FAO's role is to act as catalyst and a mentor, bringing together all the necessary partners and expertise needed to ensure that activities go ahead as planned. Technical and economic co-operation between developing countries will be encouraged and experience gained at the national level will be shared at the regional and global levels.

Private institutes and universities can help by carrying out research and training programmes, while the business community will be encouraged to provide transport, marketing and credit services, and food processing facilities.

Among the most important partners in the Special Programme are the farmers. They will be responsible for selecting- through their knowledge of local conditions and with the help of research and extension staff - technology and farming and management practices suited to their needs. Farmers are best placed to identify constraints to, and opportunities for, the wider adoption of innovations and, ultimately, for taking action, either directly or through their political leaders, to remove constraints and seize opportunities.


The Special Programme is an innovative approach to strengthening food security in low-income food-deficit countries. A concerted effort is being made to bring together the basic elements and key players necessary to increase staple food production in a sustainable manner.
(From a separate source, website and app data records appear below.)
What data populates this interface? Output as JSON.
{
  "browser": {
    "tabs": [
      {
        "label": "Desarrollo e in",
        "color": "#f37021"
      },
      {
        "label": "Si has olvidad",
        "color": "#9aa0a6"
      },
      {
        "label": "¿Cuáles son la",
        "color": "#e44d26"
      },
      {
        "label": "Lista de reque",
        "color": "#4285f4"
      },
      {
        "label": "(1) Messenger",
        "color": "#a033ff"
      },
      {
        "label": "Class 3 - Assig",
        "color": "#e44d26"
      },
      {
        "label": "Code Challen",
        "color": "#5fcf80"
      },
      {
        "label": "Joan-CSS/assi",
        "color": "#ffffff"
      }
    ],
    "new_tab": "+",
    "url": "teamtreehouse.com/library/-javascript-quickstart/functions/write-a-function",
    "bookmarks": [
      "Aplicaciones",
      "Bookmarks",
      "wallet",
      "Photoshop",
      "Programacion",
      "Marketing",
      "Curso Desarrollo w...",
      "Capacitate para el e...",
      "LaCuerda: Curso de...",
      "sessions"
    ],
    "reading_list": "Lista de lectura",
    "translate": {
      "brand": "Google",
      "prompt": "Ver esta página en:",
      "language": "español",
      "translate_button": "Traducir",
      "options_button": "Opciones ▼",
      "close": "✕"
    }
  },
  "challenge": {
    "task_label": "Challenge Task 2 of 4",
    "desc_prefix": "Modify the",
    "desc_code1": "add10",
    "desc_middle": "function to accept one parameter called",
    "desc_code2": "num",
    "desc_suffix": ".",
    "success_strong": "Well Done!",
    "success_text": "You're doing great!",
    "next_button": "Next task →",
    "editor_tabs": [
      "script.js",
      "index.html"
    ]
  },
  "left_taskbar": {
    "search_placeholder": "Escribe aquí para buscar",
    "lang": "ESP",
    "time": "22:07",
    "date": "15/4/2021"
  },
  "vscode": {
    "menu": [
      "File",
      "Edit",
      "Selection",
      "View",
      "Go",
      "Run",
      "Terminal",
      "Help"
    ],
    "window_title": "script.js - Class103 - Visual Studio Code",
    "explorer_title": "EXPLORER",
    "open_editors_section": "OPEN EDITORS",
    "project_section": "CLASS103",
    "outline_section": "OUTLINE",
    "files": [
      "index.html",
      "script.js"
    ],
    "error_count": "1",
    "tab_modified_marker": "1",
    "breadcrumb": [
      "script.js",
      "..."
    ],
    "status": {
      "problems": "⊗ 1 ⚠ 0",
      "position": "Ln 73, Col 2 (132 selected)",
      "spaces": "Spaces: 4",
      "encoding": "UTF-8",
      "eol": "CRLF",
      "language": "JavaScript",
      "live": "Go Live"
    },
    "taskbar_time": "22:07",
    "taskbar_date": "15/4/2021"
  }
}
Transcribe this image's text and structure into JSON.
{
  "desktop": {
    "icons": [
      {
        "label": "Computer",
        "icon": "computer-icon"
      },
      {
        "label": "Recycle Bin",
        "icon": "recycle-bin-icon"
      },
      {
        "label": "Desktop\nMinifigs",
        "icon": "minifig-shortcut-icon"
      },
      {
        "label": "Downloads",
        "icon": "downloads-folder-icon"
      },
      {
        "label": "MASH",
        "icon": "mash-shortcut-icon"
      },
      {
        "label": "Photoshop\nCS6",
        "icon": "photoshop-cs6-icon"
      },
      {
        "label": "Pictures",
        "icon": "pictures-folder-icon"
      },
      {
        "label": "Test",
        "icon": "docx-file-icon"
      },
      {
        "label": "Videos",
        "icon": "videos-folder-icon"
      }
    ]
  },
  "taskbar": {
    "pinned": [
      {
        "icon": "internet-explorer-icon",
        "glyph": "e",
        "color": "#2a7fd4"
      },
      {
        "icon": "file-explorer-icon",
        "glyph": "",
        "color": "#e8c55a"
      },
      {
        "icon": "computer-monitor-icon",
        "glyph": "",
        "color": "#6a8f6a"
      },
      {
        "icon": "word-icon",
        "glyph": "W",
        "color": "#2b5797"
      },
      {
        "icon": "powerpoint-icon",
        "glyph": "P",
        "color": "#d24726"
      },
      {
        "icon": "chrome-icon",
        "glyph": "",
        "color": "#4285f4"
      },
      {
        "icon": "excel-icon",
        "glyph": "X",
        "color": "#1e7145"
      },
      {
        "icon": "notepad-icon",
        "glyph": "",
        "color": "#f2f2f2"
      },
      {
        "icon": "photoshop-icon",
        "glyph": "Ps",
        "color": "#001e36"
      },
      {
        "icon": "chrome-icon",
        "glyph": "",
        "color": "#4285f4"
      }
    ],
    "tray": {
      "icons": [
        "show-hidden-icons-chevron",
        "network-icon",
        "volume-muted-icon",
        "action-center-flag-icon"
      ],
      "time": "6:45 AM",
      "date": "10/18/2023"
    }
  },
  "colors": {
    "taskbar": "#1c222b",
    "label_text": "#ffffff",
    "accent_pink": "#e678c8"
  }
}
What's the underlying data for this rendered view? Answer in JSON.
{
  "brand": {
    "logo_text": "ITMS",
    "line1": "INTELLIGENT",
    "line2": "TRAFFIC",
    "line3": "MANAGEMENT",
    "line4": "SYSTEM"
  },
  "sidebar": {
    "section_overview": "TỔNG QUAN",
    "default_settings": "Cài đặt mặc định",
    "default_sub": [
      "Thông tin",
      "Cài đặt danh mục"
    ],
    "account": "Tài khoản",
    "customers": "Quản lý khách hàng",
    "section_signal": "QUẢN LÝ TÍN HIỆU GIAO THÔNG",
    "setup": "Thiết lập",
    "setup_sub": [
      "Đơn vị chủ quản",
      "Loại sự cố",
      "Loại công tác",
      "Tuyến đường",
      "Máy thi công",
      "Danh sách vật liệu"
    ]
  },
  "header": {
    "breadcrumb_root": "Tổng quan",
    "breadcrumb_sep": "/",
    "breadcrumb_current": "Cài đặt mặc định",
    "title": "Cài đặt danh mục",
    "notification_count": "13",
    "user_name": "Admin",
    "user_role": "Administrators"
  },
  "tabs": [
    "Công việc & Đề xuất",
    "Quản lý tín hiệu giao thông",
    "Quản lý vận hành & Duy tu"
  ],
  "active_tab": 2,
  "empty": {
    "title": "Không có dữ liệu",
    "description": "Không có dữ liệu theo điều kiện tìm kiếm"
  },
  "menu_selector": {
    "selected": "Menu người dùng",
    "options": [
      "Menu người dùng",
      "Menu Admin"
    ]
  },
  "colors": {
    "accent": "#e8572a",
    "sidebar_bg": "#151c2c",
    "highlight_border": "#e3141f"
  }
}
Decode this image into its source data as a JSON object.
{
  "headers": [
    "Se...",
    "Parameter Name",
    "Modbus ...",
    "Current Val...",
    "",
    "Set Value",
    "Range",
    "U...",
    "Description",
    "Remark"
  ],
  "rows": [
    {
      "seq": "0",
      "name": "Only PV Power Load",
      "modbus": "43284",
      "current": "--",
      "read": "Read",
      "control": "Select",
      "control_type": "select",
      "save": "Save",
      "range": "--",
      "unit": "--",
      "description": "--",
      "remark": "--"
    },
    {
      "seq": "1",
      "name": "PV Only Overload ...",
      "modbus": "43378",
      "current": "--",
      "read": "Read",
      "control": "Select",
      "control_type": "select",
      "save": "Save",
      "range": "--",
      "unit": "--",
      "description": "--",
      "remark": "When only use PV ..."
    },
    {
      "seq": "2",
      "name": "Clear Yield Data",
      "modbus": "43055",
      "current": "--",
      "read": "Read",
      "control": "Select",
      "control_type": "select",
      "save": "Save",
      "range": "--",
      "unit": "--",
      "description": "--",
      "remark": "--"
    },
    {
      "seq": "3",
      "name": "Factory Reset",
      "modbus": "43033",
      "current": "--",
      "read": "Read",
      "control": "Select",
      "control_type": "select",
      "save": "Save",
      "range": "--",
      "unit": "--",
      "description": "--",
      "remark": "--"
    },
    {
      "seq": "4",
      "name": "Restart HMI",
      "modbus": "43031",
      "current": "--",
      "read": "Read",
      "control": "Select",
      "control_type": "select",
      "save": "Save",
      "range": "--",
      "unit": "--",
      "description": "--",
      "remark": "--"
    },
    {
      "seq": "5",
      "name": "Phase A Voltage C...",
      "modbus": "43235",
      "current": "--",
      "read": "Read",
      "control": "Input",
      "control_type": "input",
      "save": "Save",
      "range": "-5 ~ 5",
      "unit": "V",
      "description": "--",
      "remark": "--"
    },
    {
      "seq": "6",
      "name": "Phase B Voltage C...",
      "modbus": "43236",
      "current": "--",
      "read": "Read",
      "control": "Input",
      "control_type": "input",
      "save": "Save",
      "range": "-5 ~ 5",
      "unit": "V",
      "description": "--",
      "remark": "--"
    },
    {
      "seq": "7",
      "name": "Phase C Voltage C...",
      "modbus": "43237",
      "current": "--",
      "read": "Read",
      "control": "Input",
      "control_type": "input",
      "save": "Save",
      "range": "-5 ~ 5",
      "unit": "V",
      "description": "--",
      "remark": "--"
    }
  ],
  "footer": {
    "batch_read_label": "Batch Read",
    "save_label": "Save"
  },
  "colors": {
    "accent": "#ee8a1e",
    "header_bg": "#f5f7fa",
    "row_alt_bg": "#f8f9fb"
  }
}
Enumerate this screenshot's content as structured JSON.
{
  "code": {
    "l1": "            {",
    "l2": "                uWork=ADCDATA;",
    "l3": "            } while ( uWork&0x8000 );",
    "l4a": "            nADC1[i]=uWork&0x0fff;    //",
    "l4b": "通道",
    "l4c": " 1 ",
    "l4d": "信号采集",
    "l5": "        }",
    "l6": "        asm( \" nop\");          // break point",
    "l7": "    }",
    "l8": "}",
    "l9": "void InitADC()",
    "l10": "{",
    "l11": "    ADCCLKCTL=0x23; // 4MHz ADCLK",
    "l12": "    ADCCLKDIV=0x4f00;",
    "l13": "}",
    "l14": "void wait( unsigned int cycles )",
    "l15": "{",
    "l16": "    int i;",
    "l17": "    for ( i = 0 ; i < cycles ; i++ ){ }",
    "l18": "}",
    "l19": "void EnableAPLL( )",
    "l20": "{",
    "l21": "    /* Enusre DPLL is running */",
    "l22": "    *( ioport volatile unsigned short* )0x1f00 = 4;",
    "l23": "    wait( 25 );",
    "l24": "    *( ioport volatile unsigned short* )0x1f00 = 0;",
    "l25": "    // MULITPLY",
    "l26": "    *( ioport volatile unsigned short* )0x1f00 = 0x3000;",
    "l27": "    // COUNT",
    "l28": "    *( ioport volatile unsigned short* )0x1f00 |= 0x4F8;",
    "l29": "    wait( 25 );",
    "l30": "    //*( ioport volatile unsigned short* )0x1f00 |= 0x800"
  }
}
It will enable participating countries, with support from FAO and other partners, to:

  • remove constraints to increasing agricultural production;

  • stimulate agricultural growth and economic development;

  • reduce government spending on food imports;

  • increase employment opportunities for both the rural and the urban poor;

  • provide an environment conducive to the work of donors and NGOs;

  • improve food security.

For millions of women, men and children living in these countries, the Special Programme offers the prospect of a future without hunger.

Source: FAO